Thames Valley Police has released a distressing video as it targets motorists using mobile phones in a week-long crackdown.
In the video, which contains some distressing images, families talk of the devastation caused by drivers on mobile phones, as police launch week of action against driver distraction.
Thames Valley Police has launched a week of activity - which started yesterday (Monday) and runs until Sunday (January 28th) - specifically targeting drivers using hand-held mobile phones, with the aim of drawing attention to the risks posed by being distracted while in control of a vehicle.
Ion Calin and his friend and work colleague, Marian Olteanu were killed instantly when a lorry ploughed into their stationary car on the M271 in December 2015. The lorry driver was distracted, using his mobile phone.
Their families’ lives have been devastated by the impact of this lorry driver’s irresponsible and dangerous act. They have bravely shared their story to help raise awareness of the lethal consequence of driving whilst using a mobile phone, with the plea for those that continue to text, surf the web, use apps and more, behind the wheel to stop.
In March 2017 the law changed that meant drivers now receive six points on their driving licence and receive a £200 fine. These changes will have a significant impact on young new drivers as they risk having their licence revoked on first offence.
Road Safety Sergeant Chris Appleby, from the Joint Operations Roads Policing Unit for Thames Valley and Hampshire forces, said police are still seeing too many people deciding to take the risk of using their mobile phone while driving.
“Whether looking at a text, making and receiving calls or even surfing the internet, doing any of these will clearly impair and distract your ability to drive a vehicle safely,” he said.
“Research has shown that talking on a mobile phone can impair your ability to drive more than if you were driving whilst over the drink drive limit. You are twice as likely to be involved in a fatal collision texting as drink driving. You are much less aware of what’s happening around you and fail to see road signs, maintain a proper lane position or a steady speed. Drivers end up feeling more stressed and frustrated and are more likely to ‘tailgate’ the vehicle in front or enter unsafe gaps in traffic.”
Drivers are four times more likely to be involved in a collision while using a mobile phone or being distracted in a vehicle and your reactions are 50% slower.
Chris adds: “I am urging all motorists to not take that risk, a moments inattention can be the difference between life and death. We have all seen the devastation caused by those who take the risks. Please think twice before answering a call, looking at a text or browsing your phone, let’s have no more innocent people lose their life.
“My advice is to turn your phone off whilst driving, put it out of reach, and out of view. This way you won’t be tempted to look at it and become distracted. It’s not worth the risk.”

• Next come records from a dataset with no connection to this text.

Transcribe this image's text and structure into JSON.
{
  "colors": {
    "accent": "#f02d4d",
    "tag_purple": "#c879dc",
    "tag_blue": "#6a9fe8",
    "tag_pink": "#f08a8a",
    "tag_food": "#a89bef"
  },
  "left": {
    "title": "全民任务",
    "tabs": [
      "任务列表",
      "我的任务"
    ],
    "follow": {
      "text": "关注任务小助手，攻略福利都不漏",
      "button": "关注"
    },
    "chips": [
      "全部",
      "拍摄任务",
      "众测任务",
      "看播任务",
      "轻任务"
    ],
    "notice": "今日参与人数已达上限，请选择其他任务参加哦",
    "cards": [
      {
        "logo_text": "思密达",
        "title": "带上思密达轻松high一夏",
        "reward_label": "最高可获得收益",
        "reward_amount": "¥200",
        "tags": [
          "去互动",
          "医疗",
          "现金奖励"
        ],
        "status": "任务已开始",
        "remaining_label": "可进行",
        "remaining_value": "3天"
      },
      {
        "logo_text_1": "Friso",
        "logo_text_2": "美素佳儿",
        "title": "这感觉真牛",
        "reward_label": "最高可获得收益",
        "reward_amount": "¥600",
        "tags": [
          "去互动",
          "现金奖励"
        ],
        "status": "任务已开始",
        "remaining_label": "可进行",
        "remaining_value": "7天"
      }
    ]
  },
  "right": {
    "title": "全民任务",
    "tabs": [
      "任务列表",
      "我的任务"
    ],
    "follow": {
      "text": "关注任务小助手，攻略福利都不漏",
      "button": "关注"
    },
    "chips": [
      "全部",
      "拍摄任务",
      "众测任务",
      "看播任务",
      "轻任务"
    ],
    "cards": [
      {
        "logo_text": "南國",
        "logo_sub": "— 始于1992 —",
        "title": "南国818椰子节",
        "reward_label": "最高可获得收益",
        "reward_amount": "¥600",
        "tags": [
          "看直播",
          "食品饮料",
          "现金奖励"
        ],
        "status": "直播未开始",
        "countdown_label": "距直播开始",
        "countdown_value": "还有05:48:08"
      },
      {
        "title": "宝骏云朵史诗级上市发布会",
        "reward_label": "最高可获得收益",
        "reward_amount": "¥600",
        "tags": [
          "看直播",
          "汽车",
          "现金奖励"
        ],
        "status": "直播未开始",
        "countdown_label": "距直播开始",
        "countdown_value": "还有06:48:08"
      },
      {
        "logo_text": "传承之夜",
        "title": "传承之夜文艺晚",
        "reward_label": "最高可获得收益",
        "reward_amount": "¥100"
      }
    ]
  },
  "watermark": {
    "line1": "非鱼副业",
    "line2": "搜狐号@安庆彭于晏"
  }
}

- You’re four times more likely to crash if you use a mobile phone while driving
- You are twice as likely to be involved in a fatal collision texting as you are drink driving
- Reaction times for drivers using a phone are around 50% slower than normal driving
-Even careful drivers can be distracted by a call or text – and a split-second lapse in concentration could result in a crash
- It’s illegal to ride a motorcycle or drive using hand-held phones or similar devices.
- The rules are the same if you’re stopped at traffic lights or queuing in traffic.
- It’s also illegal to use a hand-held phone or similar device when supervising a learner driver or rider.